Dany Heatley was once considered the ‘Face of the NHL’. He was the future of the sport — the German offensive dynamite was the stereotypical All Star. He scored 50 goals during the 2005-2006 season, then followed it up with fifty more in his 2006-2007 campaign. He’s six foot four, good on the man-advantage and when short-handed, and looked like he’d be a star for years.
Fast forward to 2013, though, and Dany Heatley had dropped off the map.
Twelve goals in seventy-six games isn’t the kind of production most would scoff at; for a consistent third-line player, putting up close to thirty points on the season is something most teams covet.
For a player who once scored nearly that many goals in game-winners alone, though, it signaled a drop-off in production that wasn’t slowing any time soon; when six games saw Heatley go completely scoreless and in need of major surgery, the Anaheim Ducks — the most recent team to take a flyer on the former superstar — decided the thirty-two year old player was no longer worth the risk. He was placed on waivers; after clearing, he became a regular in the AHL.
The Florida Panthers aren’t exactly the kind of team that needs to be absolute buyers or sellers, though — so when the Anaheim Ducks packaged Heatley and a third round draft pick for forward Tomas Fleischmann, the deal seemed more than worth it.
What does this bring to the Anaheim Ducks?

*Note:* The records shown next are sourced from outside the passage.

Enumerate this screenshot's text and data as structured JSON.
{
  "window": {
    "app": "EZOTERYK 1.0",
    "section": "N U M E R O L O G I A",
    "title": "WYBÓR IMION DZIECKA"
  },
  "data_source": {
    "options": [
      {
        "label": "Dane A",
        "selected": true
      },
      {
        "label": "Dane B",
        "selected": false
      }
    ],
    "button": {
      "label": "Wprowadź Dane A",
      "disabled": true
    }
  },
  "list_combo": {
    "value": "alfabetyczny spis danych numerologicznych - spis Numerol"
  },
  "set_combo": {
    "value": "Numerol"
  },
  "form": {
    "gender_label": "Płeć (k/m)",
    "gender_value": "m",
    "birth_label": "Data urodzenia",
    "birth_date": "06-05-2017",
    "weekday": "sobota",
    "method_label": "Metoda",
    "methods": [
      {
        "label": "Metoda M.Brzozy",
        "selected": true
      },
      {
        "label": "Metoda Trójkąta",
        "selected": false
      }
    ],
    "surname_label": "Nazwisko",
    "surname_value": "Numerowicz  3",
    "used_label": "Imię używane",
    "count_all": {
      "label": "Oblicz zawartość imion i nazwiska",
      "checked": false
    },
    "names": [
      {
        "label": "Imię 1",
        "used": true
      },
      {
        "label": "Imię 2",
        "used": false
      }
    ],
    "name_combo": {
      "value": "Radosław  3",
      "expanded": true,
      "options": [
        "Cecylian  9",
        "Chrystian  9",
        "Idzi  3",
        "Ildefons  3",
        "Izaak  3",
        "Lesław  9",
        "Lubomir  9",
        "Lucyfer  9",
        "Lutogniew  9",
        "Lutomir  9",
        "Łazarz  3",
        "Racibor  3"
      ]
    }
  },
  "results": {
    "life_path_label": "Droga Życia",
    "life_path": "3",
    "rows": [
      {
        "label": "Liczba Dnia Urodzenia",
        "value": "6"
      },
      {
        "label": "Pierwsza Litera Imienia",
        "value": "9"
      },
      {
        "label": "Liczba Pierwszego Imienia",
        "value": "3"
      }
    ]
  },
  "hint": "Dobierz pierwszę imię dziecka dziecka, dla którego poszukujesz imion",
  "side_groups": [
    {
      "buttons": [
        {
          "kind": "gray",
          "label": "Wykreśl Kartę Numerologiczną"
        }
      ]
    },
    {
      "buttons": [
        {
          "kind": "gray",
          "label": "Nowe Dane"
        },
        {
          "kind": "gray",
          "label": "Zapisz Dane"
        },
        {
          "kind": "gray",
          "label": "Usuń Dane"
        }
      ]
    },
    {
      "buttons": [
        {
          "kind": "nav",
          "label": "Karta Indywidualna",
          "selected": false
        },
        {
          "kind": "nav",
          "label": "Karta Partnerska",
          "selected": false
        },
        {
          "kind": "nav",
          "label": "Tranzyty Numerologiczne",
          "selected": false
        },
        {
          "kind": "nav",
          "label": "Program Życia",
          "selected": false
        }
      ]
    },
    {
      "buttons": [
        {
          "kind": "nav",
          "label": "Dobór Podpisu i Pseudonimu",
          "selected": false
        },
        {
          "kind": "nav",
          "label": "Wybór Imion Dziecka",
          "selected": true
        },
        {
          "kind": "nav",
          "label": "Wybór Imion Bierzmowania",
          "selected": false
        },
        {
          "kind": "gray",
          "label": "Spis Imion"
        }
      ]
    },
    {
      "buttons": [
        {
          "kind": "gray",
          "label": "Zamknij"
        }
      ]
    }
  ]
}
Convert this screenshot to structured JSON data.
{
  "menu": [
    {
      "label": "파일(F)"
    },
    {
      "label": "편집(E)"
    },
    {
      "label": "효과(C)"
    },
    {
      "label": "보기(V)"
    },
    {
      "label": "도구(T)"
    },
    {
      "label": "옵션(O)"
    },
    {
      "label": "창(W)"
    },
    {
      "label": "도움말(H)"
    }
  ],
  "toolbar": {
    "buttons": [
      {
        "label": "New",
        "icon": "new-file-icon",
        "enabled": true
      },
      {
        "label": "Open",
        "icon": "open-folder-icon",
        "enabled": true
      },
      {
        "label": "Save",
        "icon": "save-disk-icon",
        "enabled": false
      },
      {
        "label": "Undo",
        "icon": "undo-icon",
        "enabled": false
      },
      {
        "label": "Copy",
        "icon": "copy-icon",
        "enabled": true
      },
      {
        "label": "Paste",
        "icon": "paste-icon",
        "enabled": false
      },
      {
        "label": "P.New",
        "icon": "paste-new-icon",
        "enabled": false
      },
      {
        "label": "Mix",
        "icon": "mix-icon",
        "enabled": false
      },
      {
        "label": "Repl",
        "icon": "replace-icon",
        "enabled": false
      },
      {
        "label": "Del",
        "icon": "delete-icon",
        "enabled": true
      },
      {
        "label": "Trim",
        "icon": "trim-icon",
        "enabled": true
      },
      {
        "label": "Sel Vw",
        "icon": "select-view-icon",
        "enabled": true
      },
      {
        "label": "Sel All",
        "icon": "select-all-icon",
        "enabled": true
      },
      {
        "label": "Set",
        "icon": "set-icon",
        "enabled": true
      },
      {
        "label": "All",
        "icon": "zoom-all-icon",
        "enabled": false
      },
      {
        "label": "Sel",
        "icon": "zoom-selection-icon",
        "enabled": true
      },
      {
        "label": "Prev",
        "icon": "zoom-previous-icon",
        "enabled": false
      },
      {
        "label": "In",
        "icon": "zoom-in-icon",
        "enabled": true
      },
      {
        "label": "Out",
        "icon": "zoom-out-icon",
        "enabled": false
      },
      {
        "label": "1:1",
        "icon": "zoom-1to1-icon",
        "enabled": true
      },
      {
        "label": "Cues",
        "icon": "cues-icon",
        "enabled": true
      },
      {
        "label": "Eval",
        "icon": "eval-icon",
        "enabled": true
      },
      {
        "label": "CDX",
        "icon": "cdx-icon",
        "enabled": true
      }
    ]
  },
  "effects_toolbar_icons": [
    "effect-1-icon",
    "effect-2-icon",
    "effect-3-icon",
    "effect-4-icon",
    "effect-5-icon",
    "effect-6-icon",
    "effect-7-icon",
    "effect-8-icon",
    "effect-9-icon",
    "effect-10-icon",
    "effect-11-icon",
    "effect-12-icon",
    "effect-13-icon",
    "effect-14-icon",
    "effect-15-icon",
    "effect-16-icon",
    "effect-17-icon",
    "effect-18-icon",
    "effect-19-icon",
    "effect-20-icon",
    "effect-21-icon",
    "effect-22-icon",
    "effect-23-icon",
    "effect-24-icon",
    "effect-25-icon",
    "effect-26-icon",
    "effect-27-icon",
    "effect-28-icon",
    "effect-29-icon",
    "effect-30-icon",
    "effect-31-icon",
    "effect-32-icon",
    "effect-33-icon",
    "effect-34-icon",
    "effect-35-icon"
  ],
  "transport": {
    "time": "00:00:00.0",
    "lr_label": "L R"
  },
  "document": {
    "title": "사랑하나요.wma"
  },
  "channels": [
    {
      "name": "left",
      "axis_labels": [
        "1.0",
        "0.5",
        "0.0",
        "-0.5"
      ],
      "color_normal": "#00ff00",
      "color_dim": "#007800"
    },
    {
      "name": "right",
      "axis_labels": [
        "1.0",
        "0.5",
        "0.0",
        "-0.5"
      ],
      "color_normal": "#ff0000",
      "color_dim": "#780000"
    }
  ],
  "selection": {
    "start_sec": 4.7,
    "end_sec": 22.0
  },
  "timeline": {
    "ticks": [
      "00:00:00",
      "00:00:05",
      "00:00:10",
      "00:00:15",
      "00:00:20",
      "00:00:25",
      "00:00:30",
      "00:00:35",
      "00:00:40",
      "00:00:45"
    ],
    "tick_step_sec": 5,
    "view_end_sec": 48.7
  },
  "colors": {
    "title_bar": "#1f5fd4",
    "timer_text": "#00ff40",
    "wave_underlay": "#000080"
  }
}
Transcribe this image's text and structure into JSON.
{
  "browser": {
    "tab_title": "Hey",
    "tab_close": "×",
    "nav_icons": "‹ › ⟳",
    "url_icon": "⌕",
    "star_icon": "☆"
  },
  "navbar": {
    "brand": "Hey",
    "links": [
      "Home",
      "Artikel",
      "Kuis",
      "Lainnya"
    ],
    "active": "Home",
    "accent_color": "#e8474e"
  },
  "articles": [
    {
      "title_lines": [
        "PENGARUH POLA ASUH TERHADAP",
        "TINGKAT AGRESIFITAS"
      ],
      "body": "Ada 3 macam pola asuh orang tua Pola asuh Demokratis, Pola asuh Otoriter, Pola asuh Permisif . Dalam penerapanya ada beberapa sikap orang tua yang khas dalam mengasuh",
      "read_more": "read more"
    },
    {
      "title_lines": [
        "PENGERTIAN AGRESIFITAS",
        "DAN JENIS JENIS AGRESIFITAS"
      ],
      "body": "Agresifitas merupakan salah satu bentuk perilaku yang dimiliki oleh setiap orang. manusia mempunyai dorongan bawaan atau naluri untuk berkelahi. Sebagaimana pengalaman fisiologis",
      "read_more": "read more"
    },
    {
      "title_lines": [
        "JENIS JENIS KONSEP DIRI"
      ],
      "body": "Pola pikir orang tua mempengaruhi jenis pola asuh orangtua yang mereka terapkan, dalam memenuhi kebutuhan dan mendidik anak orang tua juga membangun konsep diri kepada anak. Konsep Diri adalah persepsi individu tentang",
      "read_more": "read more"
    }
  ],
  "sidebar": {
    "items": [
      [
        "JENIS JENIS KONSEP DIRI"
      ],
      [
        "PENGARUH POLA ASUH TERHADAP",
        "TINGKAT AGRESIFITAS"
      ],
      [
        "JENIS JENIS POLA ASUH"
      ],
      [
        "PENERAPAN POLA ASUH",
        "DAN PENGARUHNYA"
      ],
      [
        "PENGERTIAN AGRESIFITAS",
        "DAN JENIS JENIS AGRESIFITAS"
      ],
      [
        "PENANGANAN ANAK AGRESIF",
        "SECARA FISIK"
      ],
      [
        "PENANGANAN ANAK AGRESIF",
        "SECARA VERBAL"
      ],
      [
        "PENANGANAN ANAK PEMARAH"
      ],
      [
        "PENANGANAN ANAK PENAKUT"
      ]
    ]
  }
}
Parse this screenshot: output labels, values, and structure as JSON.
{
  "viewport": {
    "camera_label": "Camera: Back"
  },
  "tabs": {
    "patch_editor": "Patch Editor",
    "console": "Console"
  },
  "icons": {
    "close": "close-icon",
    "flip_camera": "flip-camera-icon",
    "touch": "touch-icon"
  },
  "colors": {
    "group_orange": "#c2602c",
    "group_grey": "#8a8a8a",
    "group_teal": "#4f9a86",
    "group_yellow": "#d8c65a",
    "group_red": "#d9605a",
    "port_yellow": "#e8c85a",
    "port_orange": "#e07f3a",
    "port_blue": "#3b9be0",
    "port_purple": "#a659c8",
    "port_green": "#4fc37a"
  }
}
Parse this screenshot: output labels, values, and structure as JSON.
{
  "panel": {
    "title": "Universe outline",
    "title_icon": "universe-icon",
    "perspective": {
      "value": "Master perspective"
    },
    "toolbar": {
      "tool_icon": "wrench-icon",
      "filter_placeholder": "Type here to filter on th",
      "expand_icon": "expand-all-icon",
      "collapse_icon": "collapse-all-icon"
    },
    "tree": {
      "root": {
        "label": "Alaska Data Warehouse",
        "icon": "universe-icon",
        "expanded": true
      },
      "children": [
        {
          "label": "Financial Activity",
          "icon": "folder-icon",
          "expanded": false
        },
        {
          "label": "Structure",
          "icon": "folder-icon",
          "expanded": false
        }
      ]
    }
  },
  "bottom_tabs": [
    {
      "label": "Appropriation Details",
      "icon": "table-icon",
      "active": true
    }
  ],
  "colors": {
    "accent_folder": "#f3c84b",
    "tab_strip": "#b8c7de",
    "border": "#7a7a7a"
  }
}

Having Heatley was almost an afterthought at this point; likely, the value they consider for Tomas Fleischmann was the third round pick and an open spot on their roster, although the trade deadline marks the final day where rosters are capped at a finite number of skaters. Fleischmann has been a serviceable forward who costs the Panthers a little more than they really want, and the team is looking to secure the most valuable return for a hail mary playoff attempt; in bringing back the third round draft pick, the Panthers have now evened out their trades almost completely. They brought in a third-round draft pick for Sean Bergenheim that they then turned over for Jaromir Jagr; by bringing back in a pick for Fleischmann, they ensure that the prospect cupboard isn’t being depleted just for the long shot at a post-season appearance.
While Heatley barely matters in this trade, though, the fact that he’s a conditional afterthought in a non-consequential trade deadline deal is a warning sign for NHL GM’s everywhere — if Mr. “50 in 07″ Dany Heatley is no longer worth a fraction of his initial value only eight seasons after lighting up the league, the decade-long contracts teams are handing out to stars like candy look even worse.
In acquiring Fleischmann, the Ducks have bought themselves more depth on offense; for a team that squeaked through the first half of the season on one-goal games, the importance of more forward depth cannot be overstated.